■ WHAT THIS TASK INVOLVES:
The answer must be one number: how many lines of the records contain "JSON".

■ SOURCE DATA:
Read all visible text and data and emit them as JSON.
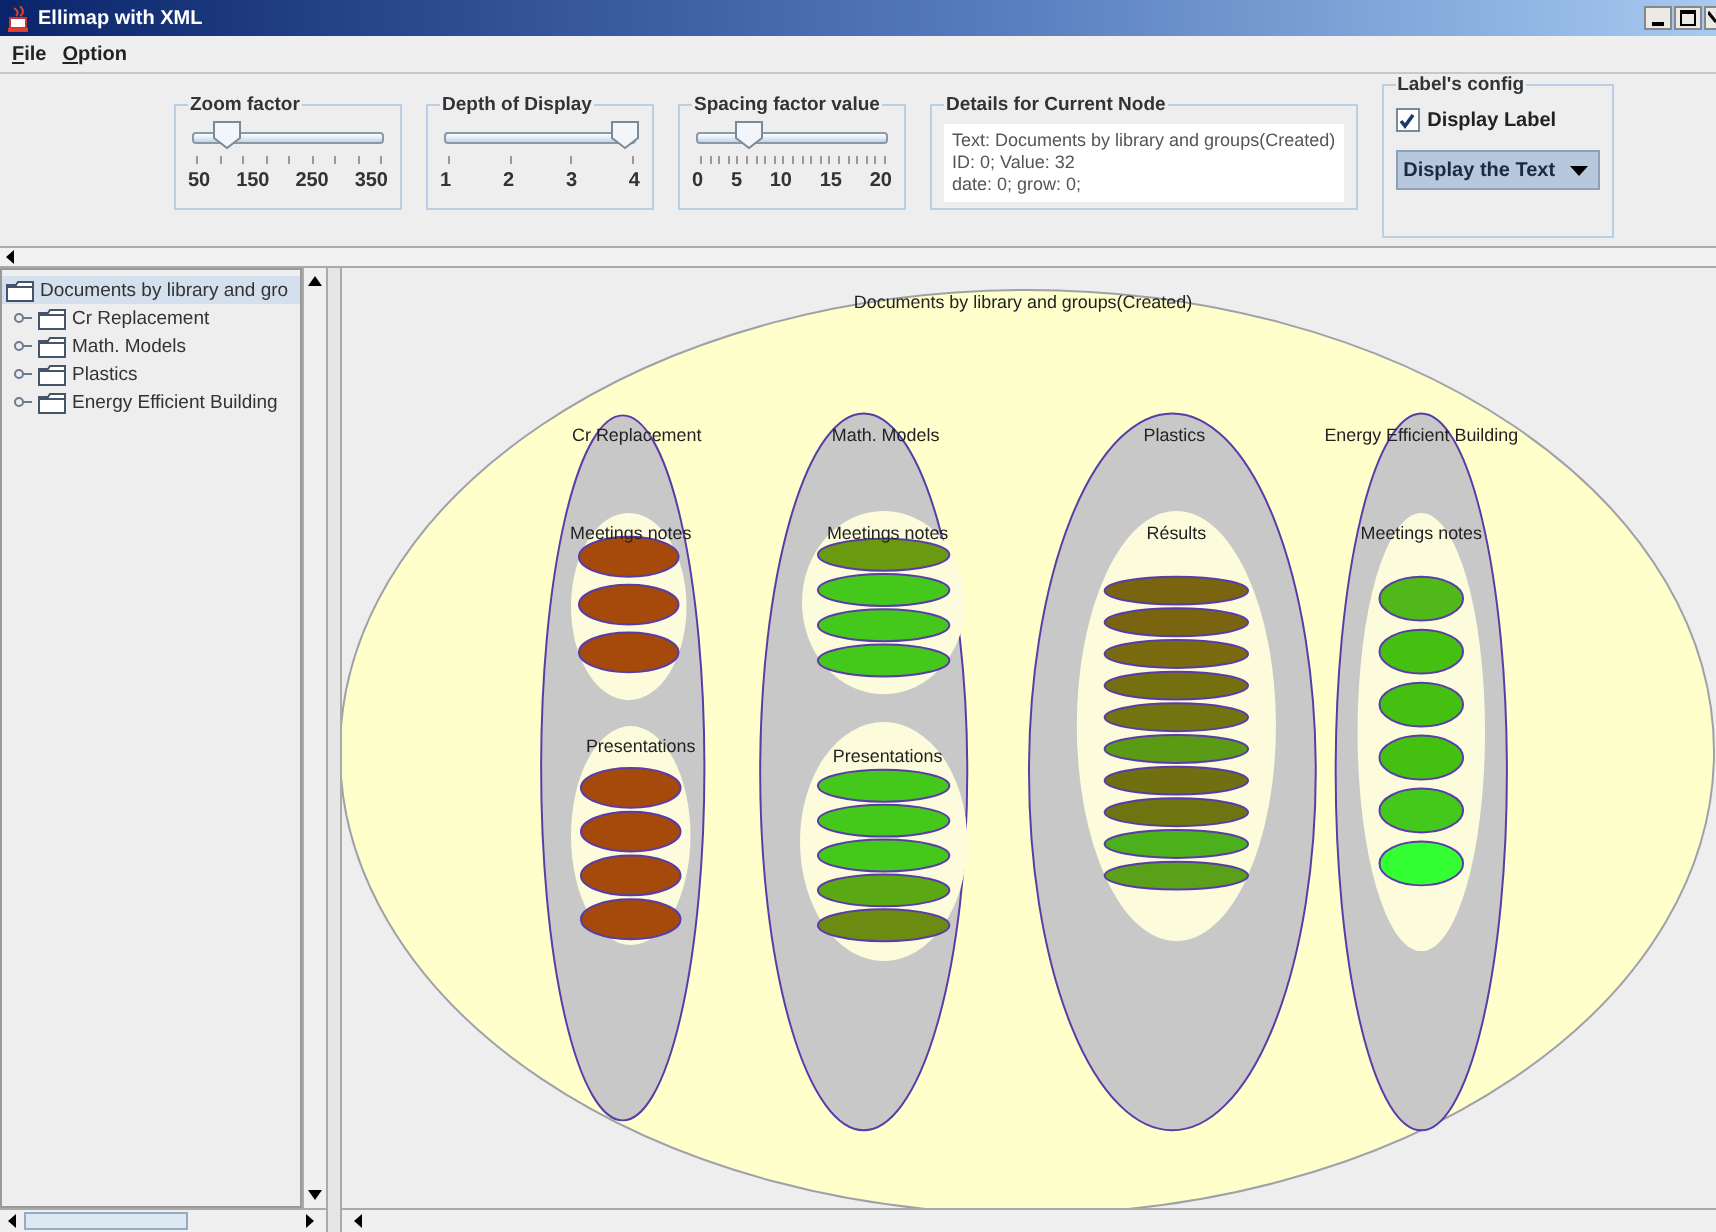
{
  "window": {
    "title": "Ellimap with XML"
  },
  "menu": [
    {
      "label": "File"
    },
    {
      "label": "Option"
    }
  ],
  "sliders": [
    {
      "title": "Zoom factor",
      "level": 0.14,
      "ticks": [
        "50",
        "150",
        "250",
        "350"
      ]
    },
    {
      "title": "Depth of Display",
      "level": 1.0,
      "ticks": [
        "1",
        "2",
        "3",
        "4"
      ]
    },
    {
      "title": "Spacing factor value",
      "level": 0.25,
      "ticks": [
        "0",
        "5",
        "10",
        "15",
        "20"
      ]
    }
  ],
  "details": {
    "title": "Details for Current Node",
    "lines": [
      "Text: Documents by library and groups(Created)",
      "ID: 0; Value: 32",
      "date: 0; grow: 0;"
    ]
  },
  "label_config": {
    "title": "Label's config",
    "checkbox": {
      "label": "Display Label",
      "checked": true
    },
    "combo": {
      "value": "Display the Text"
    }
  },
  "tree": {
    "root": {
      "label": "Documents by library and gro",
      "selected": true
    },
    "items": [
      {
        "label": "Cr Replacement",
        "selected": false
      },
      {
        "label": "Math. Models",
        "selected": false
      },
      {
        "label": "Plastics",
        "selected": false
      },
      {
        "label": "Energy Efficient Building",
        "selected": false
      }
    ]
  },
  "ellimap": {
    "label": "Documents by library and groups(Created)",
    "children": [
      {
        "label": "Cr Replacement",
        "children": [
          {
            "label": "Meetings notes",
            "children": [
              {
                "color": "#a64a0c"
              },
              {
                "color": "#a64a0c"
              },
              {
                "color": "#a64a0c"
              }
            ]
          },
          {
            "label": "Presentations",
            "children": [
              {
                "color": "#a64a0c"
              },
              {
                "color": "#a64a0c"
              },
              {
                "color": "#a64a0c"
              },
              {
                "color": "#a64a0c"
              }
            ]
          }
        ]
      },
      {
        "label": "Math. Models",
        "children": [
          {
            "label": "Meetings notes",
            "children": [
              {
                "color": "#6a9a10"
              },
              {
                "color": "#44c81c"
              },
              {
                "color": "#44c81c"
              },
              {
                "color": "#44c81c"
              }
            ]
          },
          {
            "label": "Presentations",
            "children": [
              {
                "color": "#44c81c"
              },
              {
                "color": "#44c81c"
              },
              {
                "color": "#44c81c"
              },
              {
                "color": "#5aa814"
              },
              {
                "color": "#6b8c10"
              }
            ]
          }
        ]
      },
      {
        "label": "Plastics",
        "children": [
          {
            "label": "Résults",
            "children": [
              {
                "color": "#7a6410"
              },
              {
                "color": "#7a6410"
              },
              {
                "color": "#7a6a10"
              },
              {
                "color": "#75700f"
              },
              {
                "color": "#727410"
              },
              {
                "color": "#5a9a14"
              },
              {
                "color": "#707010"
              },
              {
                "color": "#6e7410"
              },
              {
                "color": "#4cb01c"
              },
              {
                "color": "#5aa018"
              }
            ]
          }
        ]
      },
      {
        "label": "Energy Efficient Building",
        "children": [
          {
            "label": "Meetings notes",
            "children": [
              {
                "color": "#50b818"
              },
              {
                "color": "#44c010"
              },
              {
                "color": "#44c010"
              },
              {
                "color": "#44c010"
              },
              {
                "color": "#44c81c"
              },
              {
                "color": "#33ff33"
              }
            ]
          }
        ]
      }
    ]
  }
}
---
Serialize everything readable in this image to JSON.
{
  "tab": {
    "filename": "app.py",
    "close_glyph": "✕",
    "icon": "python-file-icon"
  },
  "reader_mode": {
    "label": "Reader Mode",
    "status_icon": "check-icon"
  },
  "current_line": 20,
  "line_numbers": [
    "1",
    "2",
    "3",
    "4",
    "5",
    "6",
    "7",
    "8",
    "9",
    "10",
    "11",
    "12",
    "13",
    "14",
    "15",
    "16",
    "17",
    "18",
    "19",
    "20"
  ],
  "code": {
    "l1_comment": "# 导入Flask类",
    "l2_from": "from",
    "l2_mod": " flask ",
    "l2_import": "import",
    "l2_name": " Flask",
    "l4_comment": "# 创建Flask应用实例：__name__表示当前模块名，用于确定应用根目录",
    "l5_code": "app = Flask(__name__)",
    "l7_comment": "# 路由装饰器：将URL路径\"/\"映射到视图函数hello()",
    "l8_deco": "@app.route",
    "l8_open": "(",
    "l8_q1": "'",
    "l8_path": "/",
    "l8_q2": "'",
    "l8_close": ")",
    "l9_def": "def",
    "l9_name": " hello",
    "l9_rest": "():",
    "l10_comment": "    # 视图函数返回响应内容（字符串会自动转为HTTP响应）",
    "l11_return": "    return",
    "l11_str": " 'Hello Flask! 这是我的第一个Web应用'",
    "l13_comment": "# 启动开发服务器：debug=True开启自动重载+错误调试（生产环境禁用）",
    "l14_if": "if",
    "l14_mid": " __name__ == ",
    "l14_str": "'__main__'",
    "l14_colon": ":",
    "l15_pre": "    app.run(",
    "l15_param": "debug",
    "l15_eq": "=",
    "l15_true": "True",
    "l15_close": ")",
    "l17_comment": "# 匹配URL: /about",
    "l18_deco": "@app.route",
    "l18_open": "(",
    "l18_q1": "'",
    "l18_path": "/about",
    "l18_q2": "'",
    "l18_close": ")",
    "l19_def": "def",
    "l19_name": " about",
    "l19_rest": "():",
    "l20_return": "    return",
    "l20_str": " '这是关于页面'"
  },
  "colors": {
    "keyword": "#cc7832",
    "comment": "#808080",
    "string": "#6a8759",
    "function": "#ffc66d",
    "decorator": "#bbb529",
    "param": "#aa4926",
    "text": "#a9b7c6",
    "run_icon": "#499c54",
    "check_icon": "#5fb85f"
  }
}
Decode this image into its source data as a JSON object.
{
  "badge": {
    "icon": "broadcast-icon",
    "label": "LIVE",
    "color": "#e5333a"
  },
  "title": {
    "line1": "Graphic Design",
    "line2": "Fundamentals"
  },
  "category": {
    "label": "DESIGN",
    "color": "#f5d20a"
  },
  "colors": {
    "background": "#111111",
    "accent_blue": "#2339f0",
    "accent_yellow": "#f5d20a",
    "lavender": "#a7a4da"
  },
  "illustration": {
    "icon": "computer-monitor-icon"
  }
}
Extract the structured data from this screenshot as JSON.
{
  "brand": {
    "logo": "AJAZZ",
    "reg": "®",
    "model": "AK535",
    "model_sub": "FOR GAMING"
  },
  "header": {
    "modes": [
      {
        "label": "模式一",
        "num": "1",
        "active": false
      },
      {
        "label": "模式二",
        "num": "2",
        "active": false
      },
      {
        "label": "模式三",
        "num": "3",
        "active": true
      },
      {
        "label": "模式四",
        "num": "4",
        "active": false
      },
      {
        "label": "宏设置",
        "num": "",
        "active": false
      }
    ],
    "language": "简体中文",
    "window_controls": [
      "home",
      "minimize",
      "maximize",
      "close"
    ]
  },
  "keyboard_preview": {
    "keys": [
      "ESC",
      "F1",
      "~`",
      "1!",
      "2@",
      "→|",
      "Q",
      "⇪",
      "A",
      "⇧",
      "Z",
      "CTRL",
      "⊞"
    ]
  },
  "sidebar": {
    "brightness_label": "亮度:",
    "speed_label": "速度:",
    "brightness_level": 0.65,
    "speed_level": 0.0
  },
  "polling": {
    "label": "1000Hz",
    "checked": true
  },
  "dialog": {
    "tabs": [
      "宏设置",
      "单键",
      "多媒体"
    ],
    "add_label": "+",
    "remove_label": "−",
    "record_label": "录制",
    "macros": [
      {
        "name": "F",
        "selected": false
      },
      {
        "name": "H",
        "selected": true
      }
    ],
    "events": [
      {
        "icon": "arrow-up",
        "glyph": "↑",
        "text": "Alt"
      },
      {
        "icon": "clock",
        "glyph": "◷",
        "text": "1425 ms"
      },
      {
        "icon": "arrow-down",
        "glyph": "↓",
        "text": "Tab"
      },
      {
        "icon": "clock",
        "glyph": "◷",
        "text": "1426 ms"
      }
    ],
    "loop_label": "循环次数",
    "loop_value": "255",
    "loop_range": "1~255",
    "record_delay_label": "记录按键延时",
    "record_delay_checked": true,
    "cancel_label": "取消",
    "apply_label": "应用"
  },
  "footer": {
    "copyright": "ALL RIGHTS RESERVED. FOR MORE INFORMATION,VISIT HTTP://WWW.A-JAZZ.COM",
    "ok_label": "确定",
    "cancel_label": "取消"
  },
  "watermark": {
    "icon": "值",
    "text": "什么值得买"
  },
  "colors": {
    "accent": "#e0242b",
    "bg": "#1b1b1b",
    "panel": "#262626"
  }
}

■ ANSWER TO THE EXERCISE:
4